# Interface dataset entries
>>>>>

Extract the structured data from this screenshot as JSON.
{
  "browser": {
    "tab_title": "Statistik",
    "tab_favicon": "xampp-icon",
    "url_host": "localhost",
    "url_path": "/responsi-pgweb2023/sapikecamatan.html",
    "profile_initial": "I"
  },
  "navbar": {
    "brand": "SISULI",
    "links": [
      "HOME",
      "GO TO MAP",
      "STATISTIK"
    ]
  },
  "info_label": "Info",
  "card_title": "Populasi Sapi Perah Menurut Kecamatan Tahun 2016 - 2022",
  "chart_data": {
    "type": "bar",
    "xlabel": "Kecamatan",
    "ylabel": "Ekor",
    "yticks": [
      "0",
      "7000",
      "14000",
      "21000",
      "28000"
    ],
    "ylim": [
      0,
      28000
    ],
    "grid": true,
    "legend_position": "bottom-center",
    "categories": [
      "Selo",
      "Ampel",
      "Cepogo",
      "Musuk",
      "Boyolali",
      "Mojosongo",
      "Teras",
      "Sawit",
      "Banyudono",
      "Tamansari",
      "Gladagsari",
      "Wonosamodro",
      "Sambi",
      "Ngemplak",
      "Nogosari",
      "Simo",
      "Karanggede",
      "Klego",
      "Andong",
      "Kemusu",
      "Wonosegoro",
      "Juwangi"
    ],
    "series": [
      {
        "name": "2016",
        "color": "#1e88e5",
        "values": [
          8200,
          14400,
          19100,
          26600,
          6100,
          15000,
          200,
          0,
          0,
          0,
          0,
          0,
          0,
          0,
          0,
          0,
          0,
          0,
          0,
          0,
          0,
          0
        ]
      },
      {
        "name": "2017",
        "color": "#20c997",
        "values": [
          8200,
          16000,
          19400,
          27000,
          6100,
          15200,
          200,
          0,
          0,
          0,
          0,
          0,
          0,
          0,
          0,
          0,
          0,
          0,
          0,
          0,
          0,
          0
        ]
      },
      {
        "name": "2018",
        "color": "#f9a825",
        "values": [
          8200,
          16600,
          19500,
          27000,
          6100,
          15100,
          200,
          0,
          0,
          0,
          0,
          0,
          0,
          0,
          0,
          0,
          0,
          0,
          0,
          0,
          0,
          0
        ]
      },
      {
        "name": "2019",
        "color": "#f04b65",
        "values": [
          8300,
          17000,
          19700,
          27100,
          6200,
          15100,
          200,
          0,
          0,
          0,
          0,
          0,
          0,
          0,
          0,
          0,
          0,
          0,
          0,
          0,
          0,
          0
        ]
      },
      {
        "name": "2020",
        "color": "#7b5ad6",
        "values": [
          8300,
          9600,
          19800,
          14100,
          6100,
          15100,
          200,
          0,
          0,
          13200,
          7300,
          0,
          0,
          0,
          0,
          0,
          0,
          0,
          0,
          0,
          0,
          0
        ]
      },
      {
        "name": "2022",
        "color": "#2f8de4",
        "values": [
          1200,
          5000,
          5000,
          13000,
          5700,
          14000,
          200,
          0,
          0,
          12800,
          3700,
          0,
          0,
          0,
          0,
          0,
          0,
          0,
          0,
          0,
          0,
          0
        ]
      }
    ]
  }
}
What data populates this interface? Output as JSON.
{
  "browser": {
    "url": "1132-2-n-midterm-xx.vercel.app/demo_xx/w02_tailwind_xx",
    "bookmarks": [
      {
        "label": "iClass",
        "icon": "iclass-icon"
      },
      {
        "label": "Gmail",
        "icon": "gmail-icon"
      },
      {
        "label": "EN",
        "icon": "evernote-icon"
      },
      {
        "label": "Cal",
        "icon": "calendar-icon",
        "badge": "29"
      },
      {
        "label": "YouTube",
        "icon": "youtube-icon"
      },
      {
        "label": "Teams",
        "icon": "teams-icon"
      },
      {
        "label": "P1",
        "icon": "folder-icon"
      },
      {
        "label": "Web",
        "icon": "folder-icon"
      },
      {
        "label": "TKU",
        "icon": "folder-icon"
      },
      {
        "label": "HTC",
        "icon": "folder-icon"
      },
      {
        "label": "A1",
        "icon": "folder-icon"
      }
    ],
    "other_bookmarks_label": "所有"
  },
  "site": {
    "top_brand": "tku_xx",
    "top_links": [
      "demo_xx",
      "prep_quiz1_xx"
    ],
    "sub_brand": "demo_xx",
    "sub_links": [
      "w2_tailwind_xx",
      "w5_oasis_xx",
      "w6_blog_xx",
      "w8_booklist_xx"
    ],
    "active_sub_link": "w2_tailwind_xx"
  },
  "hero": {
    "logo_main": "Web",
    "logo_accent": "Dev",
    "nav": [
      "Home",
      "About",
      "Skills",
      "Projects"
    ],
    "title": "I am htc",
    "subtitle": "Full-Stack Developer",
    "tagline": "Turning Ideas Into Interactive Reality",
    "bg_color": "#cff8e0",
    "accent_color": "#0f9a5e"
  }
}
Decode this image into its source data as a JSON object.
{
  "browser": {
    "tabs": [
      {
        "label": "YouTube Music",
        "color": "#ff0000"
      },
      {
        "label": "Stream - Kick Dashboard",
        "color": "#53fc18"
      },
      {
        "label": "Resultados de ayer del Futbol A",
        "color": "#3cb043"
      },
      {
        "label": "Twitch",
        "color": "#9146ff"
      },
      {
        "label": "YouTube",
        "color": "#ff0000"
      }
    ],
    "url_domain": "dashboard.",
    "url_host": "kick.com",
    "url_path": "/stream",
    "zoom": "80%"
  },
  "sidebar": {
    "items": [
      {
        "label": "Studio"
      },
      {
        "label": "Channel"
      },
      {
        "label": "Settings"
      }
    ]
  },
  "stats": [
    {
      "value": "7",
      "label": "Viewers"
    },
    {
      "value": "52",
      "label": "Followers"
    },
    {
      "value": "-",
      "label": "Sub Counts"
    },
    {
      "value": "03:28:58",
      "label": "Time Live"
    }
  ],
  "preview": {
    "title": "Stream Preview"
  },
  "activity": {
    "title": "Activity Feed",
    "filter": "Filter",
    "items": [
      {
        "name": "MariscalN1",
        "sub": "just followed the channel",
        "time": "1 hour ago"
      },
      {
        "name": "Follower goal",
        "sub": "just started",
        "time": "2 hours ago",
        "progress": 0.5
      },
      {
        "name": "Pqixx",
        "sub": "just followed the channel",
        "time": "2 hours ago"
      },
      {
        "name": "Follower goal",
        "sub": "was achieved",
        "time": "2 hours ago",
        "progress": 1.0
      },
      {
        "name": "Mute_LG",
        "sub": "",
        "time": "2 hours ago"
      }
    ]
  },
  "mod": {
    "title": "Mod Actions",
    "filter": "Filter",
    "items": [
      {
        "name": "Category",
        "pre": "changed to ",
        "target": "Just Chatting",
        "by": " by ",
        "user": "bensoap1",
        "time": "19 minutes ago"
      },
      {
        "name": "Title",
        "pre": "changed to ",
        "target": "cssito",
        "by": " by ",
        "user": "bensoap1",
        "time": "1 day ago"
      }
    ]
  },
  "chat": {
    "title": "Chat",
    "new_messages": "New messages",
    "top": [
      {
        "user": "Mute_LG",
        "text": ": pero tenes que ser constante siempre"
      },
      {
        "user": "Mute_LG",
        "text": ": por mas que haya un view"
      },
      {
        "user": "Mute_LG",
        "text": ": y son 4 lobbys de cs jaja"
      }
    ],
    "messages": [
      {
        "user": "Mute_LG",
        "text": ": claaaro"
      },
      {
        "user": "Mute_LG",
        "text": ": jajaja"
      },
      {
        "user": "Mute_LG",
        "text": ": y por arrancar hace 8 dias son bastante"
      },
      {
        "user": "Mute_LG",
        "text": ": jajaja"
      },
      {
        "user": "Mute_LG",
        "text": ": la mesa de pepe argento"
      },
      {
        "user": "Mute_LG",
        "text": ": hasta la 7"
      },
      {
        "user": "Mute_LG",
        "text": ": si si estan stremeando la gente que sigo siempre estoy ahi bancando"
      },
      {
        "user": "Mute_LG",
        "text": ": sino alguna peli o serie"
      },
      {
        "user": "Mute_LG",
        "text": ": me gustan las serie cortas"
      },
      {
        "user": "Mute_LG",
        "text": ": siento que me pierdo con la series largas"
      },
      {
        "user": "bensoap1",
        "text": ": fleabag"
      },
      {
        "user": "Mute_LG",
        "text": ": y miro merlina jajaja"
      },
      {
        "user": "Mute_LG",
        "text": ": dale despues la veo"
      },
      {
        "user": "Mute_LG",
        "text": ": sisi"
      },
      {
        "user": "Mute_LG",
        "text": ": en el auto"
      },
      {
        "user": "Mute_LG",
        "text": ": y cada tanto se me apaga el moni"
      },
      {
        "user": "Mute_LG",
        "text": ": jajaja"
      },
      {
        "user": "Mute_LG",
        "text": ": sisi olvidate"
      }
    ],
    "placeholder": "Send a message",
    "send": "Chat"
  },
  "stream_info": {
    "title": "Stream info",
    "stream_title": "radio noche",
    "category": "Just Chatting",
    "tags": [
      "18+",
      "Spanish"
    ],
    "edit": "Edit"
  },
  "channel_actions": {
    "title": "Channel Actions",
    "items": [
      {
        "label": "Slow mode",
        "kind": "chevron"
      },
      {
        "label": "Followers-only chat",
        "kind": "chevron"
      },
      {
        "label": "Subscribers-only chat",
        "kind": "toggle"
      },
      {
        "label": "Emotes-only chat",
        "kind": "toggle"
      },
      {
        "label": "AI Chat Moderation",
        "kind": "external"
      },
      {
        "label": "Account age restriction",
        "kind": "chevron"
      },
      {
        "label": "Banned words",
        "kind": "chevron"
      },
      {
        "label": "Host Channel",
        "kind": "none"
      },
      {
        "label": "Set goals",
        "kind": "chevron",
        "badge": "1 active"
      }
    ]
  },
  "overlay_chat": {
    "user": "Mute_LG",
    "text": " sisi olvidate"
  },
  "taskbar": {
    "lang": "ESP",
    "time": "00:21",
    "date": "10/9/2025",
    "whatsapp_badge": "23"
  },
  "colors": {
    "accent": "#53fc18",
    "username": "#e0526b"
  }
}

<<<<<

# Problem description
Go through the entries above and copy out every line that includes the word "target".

# Output
        "target": "Just Chatting",
        "target": "cssito",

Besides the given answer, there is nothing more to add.